  • Pantsless Males, Fully-Dressed Females: Inverted with Goofy and ocassionally played straight with Donald, as she is normally seen with no bottomwear of any kind, but there are some cases in which she can be seen wearing a dress.
  • Pink Means Feminine: One of her default colors is pink, and Daisy is a Girly Girl.
  • Reimagining the Artifact: Her portrayal in the DuckTales reboot is considered the most ideal version of her so far. In this version, she's very patient and gives Donald the benefit of the doubt about his friend Storkules invading their second date, but when she does finally lose patience and consider breaking up with him, it's over understandable grievances: she worries that she'll end up Parenting the Husband and have to teach Donald basic adult things like how to take out the trash or schedule dates around his Manchild friend. However, she doesn't scold Donald or invoke a Minor Flaw, Major Breakup like in most other versions. Here, she takes time to reevaluate their relationship and ultimately decides she's in it for the long haul.

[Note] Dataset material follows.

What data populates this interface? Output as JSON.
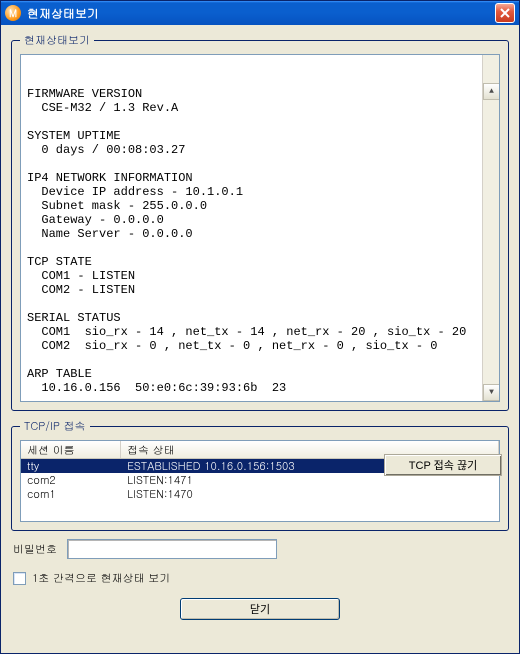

  • Satellite Character: Even though she's more different from Donald than Minnie is from Mickey, she's rarely seen without him.
  • Shaking the Rump: In the episode of Mickey Mouse Clubhouse Daisy shakes her butt at the camera while preforming her song in "Mickey Mouse Clubhouse Rocks". In "Shake Your Tail Feathers" she, along with Donald, shake their butts.
  • The Sixth Ranger: Of Disney's Sensational Six.
  • The Smart Guy: She is very intelligent when compared to the rest of the cast.
  • Species Surname: She is a duck with the surname "Duck".
  • Tertiary Sexual Characteristics: She is a more feminine version of Donald, though some redesigns like her Quack Pack incarnation attempt to differentiate her more.
  • Tuft of Head Fur: In some appearances, she has a tuft of feathers in replacement for hair. Fantasia 2000 is one such example.
  • Vocal Evolution: She started out sounding almost exactly like Donald.